* [EXERCISE AIM]: When you repeat the material, keep each line exact and omit the pictures.

━━ PROVIDED INFORMATION

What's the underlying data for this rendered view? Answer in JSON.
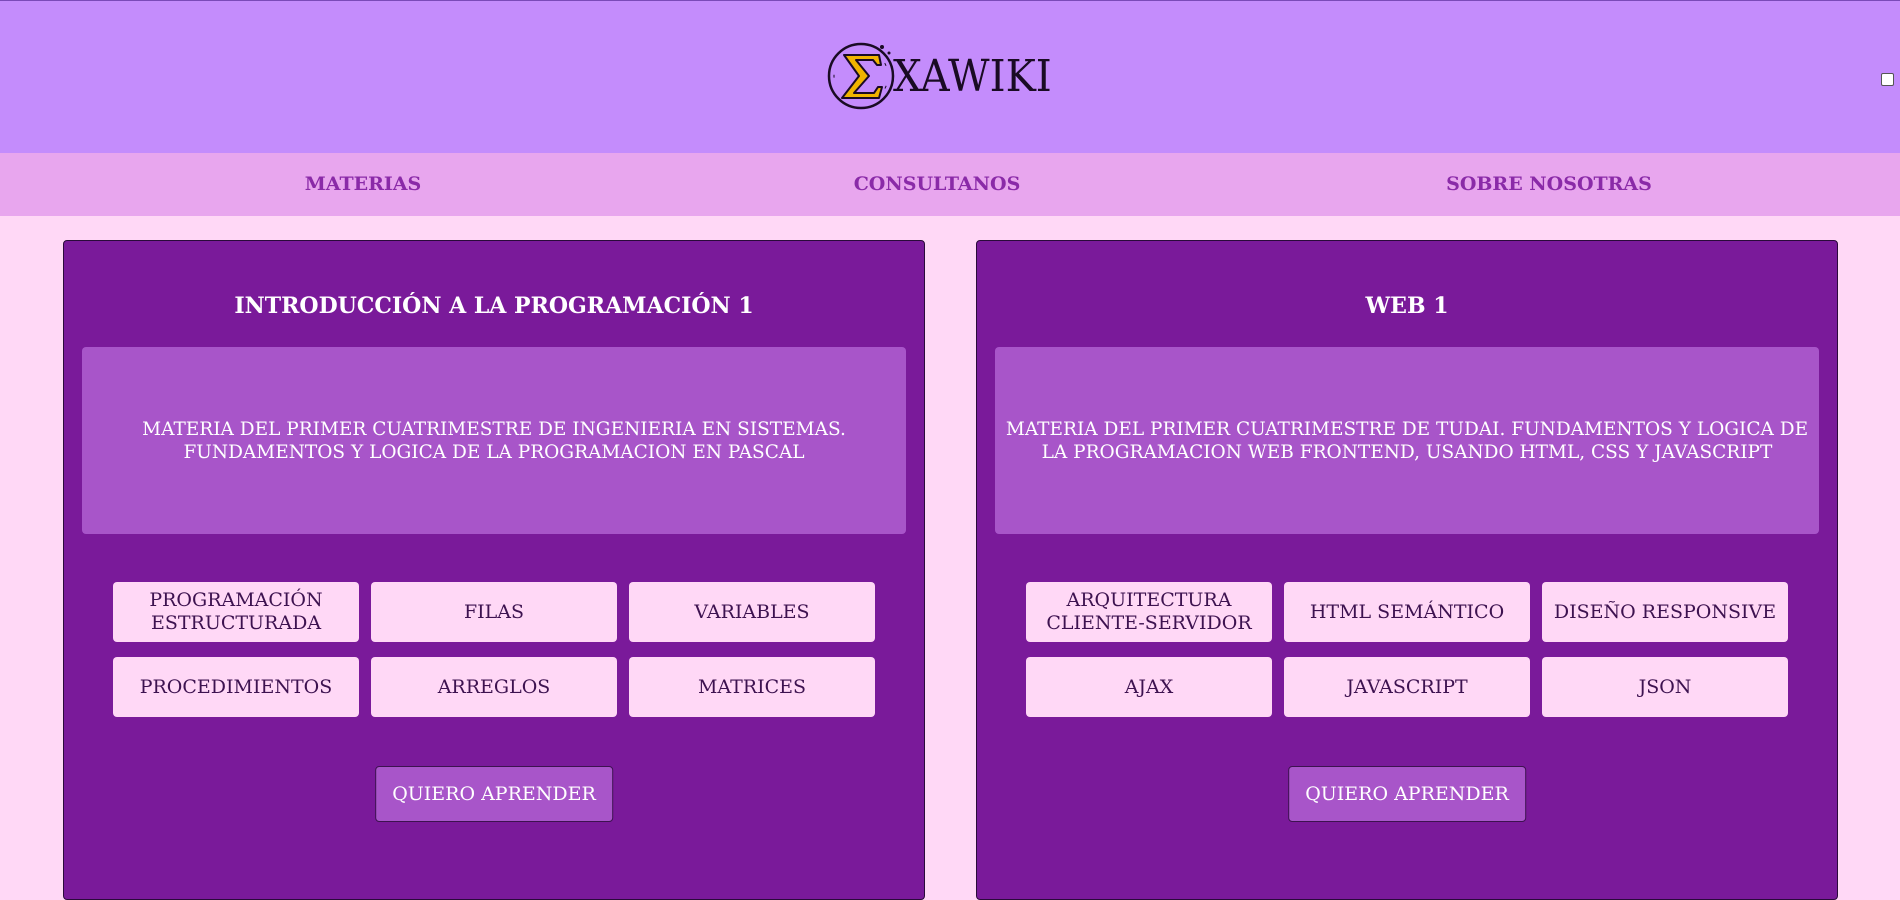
{
  "header": {
    "logo_icon": "sigma-circle-logo",
    "logo_text": "XAWIKI"
  },
  "nav": {
    "items": [
      {
        "label": "MATERIAS"
      },
      {
        "label": "CONSULTANOS"
      },
      {
        "label": "SOBRE NOSOTRAS"
      }
    ]
  },
  "courses": [
    {
      "title": "INTRODUCCIÓN A LA PROGRAMACIÓN 1",
      "description": "MATERIA DEL PRIMER CUATRIMESTRE DE INGENIERIA EN SISTEMAS. FUNDAMENTOS Y LOGICA DE LA PROGRAMACION EN PASCAL",
      "topics": [
        "PROGRAMACIÓN ESTRUCTURADA",
        "FILAS",
        "VARIABLES",
        "PROCEDIMIENTOS",
        "ARREGLOS",
        "MATRICES"
      ],
      "button": "QUIERO APRENDER"
    },
    {
      "title": "WEB 1",
      "description": "MATERIA DEL PRIMER CUATRIMESTRE DE TUDAI. FUNDAMENTOS Y LOGICA DE LA PROGRAMACION WEB FRONTEND, USANDO HTML, CSS Y JAVASCRIPT",
      "topics": [
        "ARQUITECTURA CLIENTE-SERVIDOR",
        "HTML SEMÁNTICO",
        "DISEÑO RESPONSIVE",
        "AJAX",
        "JAVASCRIPT",
        "JSON"
      ],
      "button": "QUIERO APRENDER"
    }
  ],
  "colors": {
    "header_bg": "#c48cfc",
    "nav_bg": "#e8a6ee",
    "page_bg": "#ffd8f6",
    "card_bg": "#7a1a9a",
    "desc_bg": "#a855c9",
    "nav_text": "#8a2aa8",
    "logo_accent": "#f0b400"
  }
}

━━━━

* [ANSWER FOR THIS EXERCISE]:
What's the underlying data for this rendered view? Answer in JSON.
{
  "header": {
    "logo_icon": "sigma-circle-logo",
    "logo_text": "XAWIKI"
  },
  "nav": {
    "items": [
      {
        "label": "MATERIAS"
      },
      {
        "label": "CONSULTANOS"
      },
      {
        "label": "SOBRE NOSOTRAS"
      }
    ]
  },
  "courses": [
    {
      "title": "INTRODUCCIÓN A LA PROGRAMACIÓN 1",
      "description": "MATERIA DEL PRIMER CUATRIMESTRE DE INGENIERIA EN SISTEMAS. FUNDAMENTOS Y LOGICA DE LA PROGRAMACION EN PASCAL",
      "topics": [
        "PROGRAMACIÓN ESTRUCTURADA",
        "FILAS",
        "VARIABLES",
        "PROCEDIMIENTOS",
        "ARREGLOS",
        "MATRICES"
      ],
      "button": "QUIERO APRENDER"
    },
    {
      "title": "WEB 1",
      "description": "MATERIA DEL PRIMER CUATRIMESTRE DE TUDAI. FUNDAMENTOS Y LOGICA DE LA PROGRAMACION WEB FRONTEND, USANDO HTML, CSS Y JAVASCRIPT",
      "topics": [
        "ARQUITECTURA CLIENTE-SERVIDOR",
        "HTML SEMÁNTICO",
        "DISEÑO RESPONSIVE",
        "AJAX",
        "JAVASCRIPT",
        "JSON"
      ],
      "button": "QUIERO APRENDER"
    }
  ],
  "colors": {
    "header_bg": "#c48cfc",
    "nav_bg": "#e8a6ee",
    "page_bg": "#ffd8f6",
    "card_bg": "#7a1a9a",
    "desc_bg": "#a855c9",
    "nav_text": "#8a2aa8",
    "logo_accent": "#f0b400"
  }
}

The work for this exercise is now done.